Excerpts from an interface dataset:
====================

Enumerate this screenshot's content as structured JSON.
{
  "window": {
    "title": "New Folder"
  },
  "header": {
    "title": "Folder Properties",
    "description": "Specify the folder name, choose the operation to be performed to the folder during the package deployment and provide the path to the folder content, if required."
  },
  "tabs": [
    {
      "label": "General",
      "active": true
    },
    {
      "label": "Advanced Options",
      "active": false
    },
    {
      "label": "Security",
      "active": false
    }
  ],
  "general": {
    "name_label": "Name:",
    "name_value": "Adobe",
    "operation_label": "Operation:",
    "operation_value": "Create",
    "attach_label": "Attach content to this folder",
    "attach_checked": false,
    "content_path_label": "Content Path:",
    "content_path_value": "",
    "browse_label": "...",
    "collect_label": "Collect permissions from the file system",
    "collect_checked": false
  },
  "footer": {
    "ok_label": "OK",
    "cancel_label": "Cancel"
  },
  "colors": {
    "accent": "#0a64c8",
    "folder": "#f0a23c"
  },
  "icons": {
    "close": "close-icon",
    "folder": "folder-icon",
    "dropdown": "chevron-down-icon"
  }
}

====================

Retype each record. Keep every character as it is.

▸ YOUR SOLUTION
Enumerate this screenshot's content as structured JSON.
{
  "window": {
    "title": "New Folder"
  },
  "header": {
    "title": "Folder Properties",
    "description": "Specify the folder name, choose the operation to be performed to the folder during the package deployment and provide the path to the folder content, if required."
  },
  "tabs": [
    {
      "label": "General",
      "active": true
    },
    {
      "label": "Advanced Options",
      "active": false
    },
    {
      "label": "Security",
      "active": false
    }
  ],
  "general": {
    "name_label": "Name:",
    "name_value": "Adobe",
    "operation_label": "Operation:",
    "operation_value": "Create",
    "attach_label": "Attach content to this folder",
    "attach_checked": false,
    "content_path_label": "Content Path:",
    "content_path_value": "",
    "browse_label": "...",
    "collect_label": "Collect permissions from the file system",
    "collect_checked": false
  },
  "footer": {
    "ok_label": "OK",
    "cancel_label": "Cancel"
  },
  "colors": {
    "accent": "#0a64c8",
    "folder": "#f0a23c"
  },
  "icons": {
    "close": "close-icon",
    "folder": "folder-icon",
    "dropdown": "chevron-down-icon"
  }
}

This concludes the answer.